I'm still not sure if they will operate on me because I am mostly functional and can work. I do have restricted movement because randomly if I turn my head certain ways it feels like I'm getting electrocuted and I can't breathe for a couple mins. But otherwise I can function and I do a job that is rather physical.

One thing my PT and I noticed is that when I get PEM my muscles tense up and don't relax. Eventually after days they collapse. She thinks it is because my muscles are trying to protect my spine. So when I overdid at work the other day and was starting to get into my PEM stuff she recommended magnesium. I had taken it before but not to reduce PEM. I went home and took magnesium with each of my supplement doses. I took an Epsom salt bath and drank a couple natural sea salt electrolyte drinks.
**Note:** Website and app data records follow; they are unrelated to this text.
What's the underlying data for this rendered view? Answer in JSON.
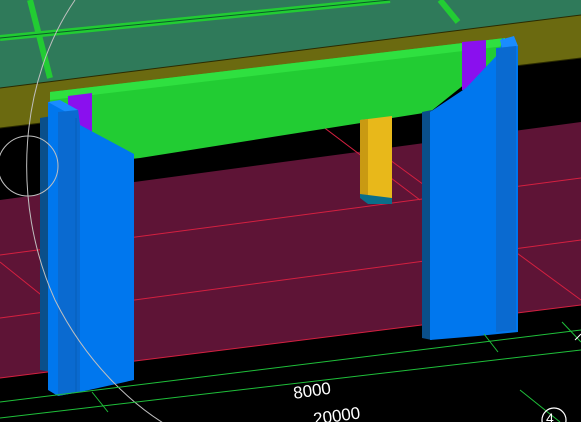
{
  "viewport": {
    "dimensions": {
      "span_label": "8000",
      "total_label": "20000"
    },
    "grid_bubble": {
      "label": "4"
    }
  },
  "colors": {
    "background": "#000000",
    "floor": "#5e1436",
    "floor_grid": "#d42040",
    "slab_top": "#2f7a5a",
    "slab_edge": "#6b6a10",
    "beam": "#22cc33",
    "column_blue": "#0077ee",
    "column_dark": "#0a4f8a",
    "column_purple": "#8a10ee",
    "post_yellow": "#e8b81a",
    "dimension_lines": "#1fbf3a",
    "orbit_circle": "#bfbfbf"
  },
  "icons": [
    "view-orbit-circle-icon",
    "grid-bubble-icon"
  ]
}
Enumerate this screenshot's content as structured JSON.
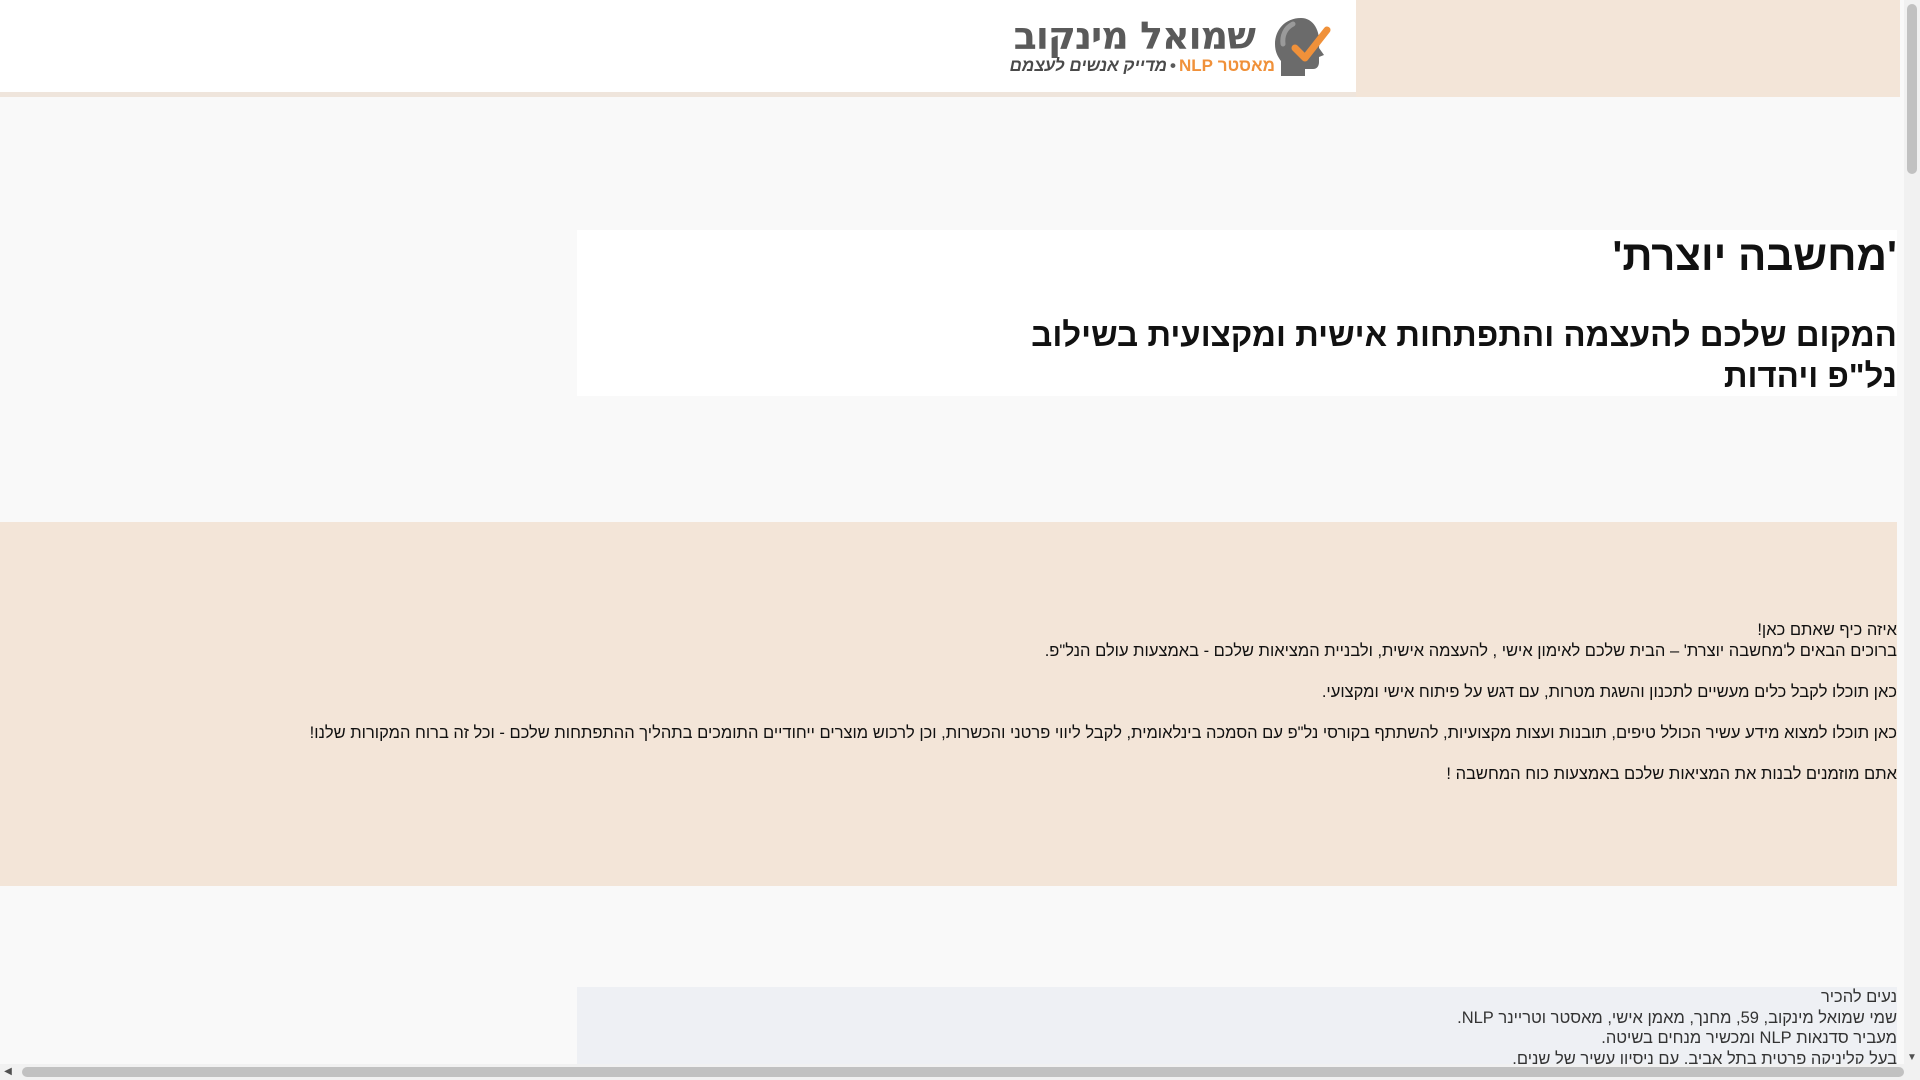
{
  "header": {
    "logo": {
      "title": "שמואל מינקוב",
      "subtitle_orange": "מאסטר NLP",
      "separator": "•",
      "subtitle_gray": "מדייק אנשים לעצמם",
      "icon": "head-checkmark-icon",
      "colors": {
        "accent": "#f0913a",
        "gray": "#5a5a5a"
      }
    }
  },
  "hero": {
    "title": "'מחשבה יוצרת'",
    "subtitle": "המקום שלכם להעצמה והתפתחות אישית ומקצועית בשילוב נל\"פ ויהדות"
  },
  "welcome": {
    "line1": "איזה כיף שאתם כאן!",
    "line2": "ברוכים הבאים ל'מחשבה יוצרת' – הבית שלכם לאימון אישי , להעצמה אישית, ולבניית המציאות שלכם - באמצעות עולם הנל\"פ.",
    "line3": "כאן תוכלו לקבל כלים מעשיים לתכנון והשגת מטרות, עם דגש על פיתוח אישי ומקצועי.",
    "line4": "כאן תוכלו למצוא מידע עשיר הכולל טיפים, תובנות ועצות מקצועיות, להשתתף בקורסי נל\"פ עם הסמכה בינלאומית, לקבל ליווי פרטני והכשרות, וכן לרכוש מוצרים ייחודיים התומכים בתהליך ההתפתחות שלכם - וכל זה ברוח המקורות שלנו!",
    "line5": "אתם מוזמנים לבנות את המציאות שלכם באמצעות כוח המחשבה !"
  },
  "about": {
    "line1": "נעים להכיר",
    "line2": "שמי שמואל מינקוב, 59, מחנך, מאמן אישי, מאסטר וטריינר NLP.",
    "line3": "מעביר סדנאות NLP ומכשיר מנחים בשיטה.",
    "line4": "בעל קליניקה פרטית בתל אביב. עם ניסיון עשיר של שנים."
  },
  "scrollbars": {
    "down_arrow": "▼",
    "left_arrow": "◀"
  }
}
I was able to reduce the length of my PEM. Still had a couple bad days but it didn't go on for days like usual. I'm still tired but not anywhere near as bad as I could be. It might be something to consider for people dealing with this CCI issue. My muscles are usually tight anyways and have trouble relaxing but perhaps when I overdo it they just get so tight because they are trying to protect my bones and brain. Just a thought....